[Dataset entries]
____

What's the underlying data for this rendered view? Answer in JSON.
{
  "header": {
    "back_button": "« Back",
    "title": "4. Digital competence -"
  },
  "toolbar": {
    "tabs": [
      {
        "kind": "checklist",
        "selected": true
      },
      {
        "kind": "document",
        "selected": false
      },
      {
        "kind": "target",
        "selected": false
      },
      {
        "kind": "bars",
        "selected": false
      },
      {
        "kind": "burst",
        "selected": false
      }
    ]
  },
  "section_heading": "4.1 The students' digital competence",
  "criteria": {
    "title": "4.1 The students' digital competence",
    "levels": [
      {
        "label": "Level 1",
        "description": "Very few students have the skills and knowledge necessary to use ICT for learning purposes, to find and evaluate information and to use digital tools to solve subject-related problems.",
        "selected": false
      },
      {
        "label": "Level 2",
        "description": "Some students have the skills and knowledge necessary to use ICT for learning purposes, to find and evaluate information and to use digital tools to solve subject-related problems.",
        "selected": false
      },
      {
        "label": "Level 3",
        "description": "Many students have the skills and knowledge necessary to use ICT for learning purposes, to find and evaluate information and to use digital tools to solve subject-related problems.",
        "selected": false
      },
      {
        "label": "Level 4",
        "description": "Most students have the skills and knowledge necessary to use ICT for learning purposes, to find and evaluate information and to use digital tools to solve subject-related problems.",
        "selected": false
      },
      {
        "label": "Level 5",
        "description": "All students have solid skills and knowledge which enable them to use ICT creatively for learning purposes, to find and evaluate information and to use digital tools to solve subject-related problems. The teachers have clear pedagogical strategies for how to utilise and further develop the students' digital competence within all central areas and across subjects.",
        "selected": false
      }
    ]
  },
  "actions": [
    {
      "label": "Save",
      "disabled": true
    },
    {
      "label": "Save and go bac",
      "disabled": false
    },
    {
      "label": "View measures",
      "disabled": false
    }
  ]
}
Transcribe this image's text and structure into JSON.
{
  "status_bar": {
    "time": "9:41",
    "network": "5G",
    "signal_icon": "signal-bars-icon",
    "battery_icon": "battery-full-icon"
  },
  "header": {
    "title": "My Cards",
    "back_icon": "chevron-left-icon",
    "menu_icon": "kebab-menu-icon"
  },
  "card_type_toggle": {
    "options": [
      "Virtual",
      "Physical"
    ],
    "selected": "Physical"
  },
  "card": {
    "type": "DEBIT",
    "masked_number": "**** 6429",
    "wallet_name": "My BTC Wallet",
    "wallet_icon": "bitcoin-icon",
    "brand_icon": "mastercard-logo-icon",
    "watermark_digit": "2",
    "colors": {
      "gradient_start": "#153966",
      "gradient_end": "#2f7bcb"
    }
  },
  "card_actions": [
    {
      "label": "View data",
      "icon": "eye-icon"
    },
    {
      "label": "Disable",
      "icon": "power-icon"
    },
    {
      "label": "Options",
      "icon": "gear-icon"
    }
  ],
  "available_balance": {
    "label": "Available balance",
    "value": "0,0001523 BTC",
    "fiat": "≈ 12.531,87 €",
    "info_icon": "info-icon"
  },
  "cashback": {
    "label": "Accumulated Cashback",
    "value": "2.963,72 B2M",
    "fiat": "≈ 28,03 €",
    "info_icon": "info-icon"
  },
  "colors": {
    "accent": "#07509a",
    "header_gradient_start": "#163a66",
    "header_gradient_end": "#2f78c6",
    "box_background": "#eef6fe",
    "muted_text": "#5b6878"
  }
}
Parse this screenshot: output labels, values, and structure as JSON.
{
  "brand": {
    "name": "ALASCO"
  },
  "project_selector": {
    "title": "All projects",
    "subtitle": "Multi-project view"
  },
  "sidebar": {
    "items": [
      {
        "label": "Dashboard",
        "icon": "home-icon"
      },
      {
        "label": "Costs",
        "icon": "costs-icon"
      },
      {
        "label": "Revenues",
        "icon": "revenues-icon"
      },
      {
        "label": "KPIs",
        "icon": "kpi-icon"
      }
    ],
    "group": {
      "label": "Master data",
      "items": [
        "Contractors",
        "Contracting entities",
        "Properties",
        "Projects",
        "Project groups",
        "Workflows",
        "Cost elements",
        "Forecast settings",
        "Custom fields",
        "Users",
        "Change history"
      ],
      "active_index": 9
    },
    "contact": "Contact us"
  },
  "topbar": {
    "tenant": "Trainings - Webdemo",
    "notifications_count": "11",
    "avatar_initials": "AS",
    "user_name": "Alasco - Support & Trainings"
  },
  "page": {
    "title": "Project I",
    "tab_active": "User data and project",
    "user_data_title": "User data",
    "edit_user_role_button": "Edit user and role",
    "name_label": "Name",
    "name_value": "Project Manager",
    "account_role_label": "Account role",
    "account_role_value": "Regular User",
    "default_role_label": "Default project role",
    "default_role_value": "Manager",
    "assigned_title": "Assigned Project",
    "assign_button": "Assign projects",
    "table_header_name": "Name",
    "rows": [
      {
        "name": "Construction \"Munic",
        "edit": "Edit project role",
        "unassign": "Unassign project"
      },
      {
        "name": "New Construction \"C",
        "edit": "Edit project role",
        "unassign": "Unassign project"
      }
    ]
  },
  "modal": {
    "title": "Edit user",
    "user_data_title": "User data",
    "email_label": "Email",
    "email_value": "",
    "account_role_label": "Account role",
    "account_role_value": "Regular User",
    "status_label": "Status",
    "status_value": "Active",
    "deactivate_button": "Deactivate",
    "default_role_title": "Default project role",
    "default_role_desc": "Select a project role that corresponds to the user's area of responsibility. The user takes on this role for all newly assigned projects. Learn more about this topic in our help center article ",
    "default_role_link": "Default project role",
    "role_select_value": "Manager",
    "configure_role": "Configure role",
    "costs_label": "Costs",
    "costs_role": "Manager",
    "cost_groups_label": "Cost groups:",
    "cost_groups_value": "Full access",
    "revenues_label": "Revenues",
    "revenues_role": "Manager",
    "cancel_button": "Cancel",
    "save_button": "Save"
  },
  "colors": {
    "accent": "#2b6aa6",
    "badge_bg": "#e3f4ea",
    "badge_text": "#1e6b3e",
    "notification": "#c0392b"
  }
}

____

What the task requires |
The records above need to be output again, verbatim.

Exercise solution |
What's the underlying data for this rendered view? Answer in JSON.
{
  "header": {
    "back_button": "« Back",
    "title": "4. Digital competence -"
  },
  "toolbar": {
    "tabs": [
      {
        "kind": "checklist",
        "selected": true
      },
      {
        "kind": "document",
        "selected": false
      },
      {
        "kind": "target",
        "selected": false
      },
      {
        "kind": "bars",
        "selected": false
      },
      {
        "kind": "burst",
        "selected": false
      }
    ]
  },
  "section_heading": "4.1 The students' digital competence",
  "criteria": {
    "title": "4.1 The students' digital competence",
    "levels": [
      {
        "label": "Level 1",
        "description": "Very few students have the skills and knowledge necessary to use ICT for learning purposes, to find and evaluate information and to use digital tools to solve subject-related problems.",
        "selected": false
      },
      {
        "label": "Level 2",
        "description": "Some students have the skills and knowledge necessary to use ICT for learning purposes, to find and evaluate information and to use digital tools to solve subject-related problems.",
        "selected": false
      },
      {
        "label": "Level 3",
        "description": "Many students have the skills and knowledge necessary to use ICT for learning purposes, to find and evaluate information and to use digital tools to solve subject-related problems.",
        "selected": false
      },
      {
        "label": "Level 4",
        "description": "Most students have the skills and knowledge necessary to use ICT for learning purposes, to find and evaluate information and to use digital tools to solve subject-related problems.",
        "selected": false
      },
      {
        "label": "Level 5",
        "description": "All students have solid skills and knowledge which enable them to use ICT creatively for learning purposes, to find and evaluate information and to use digital tools to solve subject-related problems. The teachers have clear pedagogical strategies for how to utilise and further develop the students' digital competence within all central areas and across subjects.",
        "selected": false
      }
    ]
  },
  "actions": [
    {
      "label": "Save",
      "disabled": true
    },
    {
      "label": "Save and go bac",
      "disabled": false
    },
    {
      "label": "View measures",
      "disabled": false
    }
  ]
}
Transcribe this image's text and structure into JSON.
{
  "status_bar": {
    "time": "9:41",
    "network": "5G",
    "signal_icon": "signal-bars-icon",
    "battery_icon": "battery-full-icon"
  },
  "header": {
    "title": "My Cards",
    "back_icon": "chevron-left-icon",
    "menu_icon": "kebab-menu-icon"
  },
  "card_type_toggle": {
    "options": [
      "Virtual",
      "Physical"
    ],
    "selected": "Physical"
  },
  "card": {
    "type": "DEBIT",
    "masked_number": "**** 6429",
    "wallet_name": "My BTC Wallet",
    "wallet_icon": "bitcoin-icon",
    "brand_icon": "mastercard-logo-icon",
    "watermark_digit": "2",
    "colors": {
      "gradient_start": "#153966",
      "gradient_end": "#2f7bcb"
    }
  },
  "card_actions": [
    {
      "label": "View data",
      "icon": "eye-icon"
    },
    {
      "label": "Disable",
      "icon": "power-icon"
    },
    {
      "label": "Options",
      "icon": "gear-icon"
    }
  ],
  "available_balance": {
    "label": "Available balance",
    "value": "0,0001523 BTC",
    "fiat": "≈ 12.531,87 €",
    "info_icon": "info-icon"
  },
  "cashback": {
    "label": "Accumulated Cashback",
    "value": "2.963,72 B2M",
    "fiat": "≈ 28,03 €",
    "info_icon": "info-icon"
  },
  "colors": {
    "accent": "#07509a",
    "header_gradient_start": "#163a66",
    "header_gradient_end": "#2f78c6",
    "box_background": "#eef6fe",
    "muted_text": "#5b6878"
  }
}
Parse this screenshot: output labels, values, and structure as JSON.
{
  "brand": {
    "name": "ALASCO"
  },
  "project_selector": {
    "title": "All projects",
    "subtitle": "Multi-project view"
  },
  "sidebar": {
    "items": [
      {
        "label": "Dashboard",
        "icon": "home-icon"
      },
      {
        "label": "Costs",
        "icon": "costs-icon"
      },
      {
        "label": "Revenues",
        "icon": "revenues-icon"
      },
      {
        "label": "KPIs",
        "icon": "kpi-icon"
      }
    ],
    "group": {
      "label": "Master data",
      "items": [
        "Contractors",
        "Contracting entities",
        "Properties",
        "Projects",
        "Project groups",
        "Workflows",
        "Cost elements",
        "Forecast settings",
        "Custom fields",
        "Users",
        "Change history"
      ],
      "active_index": 9
    },
    "contact": "Contact us"
  },
  "topbar": {
    "tenant": "Trainings - Webdemo",
    "notifications_count": "11",
    "avatar_initials": "AS",
    "user_name": "Alasco - Support & Trainings"
  },
  "page": {
    "title": "Project I",
    "tab_active": "User data and project",
    "user_data_title": "User data",
    "edit_user_role_button": "Edit user and role",
    "name_label": "Name",
    "name_value": "Project Manager",
    "account_role_label": "Account role",
    "account_role_value": "Regular User",
    "default_role_label": "Default project role",
    "default_role_value": "Manager",
    "assigned_title": "Assigned Project",
    "assign_button": "Assign projects",
    "table_header_name": "Name",
    "rows": [
      {
        "name": "Construction \"Munic",
        "edit": "Edit project role",
        "unassign": "Unassign project"
      },
      {
        "name": "New Construction \"C",
        "edit": "Edit project role",
        "unassign": "Unassign project"
      }
    ]
  },
  "modal": {
    "title": "Edit user",
    "user_data_title": "User data",
    "email_label": "Email",
    "email_value": "",
    "account_role_label": "Account role",
    "account_role_value": "Regular User",
    "status_label": "Status",
    "status_value": "Active",
    "deactivate_button": "Deactivate",
    "default_role_title": "Default project role",
    "default_role_desc": "Select a project role that corresponds to the user's area of responsibility. The user takes on this role for all newly assigned projects. Learn more about this topic in our help center article ",
    "default_role_link": "Default project role",
    "role_select_value": "Manager",
    "configure_role": "Configure role",
    "costs_label": "Costs",
    "costs_role": "Manager",
    "cost_groups_label": "Cost groups:",
    "cost_groups_value": "Full access",
    "revenues_label": "Revenues",
    "revenues_role": "Manager",
    "cancel_button": "Cancel",
    "save_button": "Save"
  },
  "colors": {
    "accent": "#2b6aa6",
    "badge_bg": "#e3f4ea",
    "badge_text": "#1e6b3e",
    "notification": "#c0392b"
  }
}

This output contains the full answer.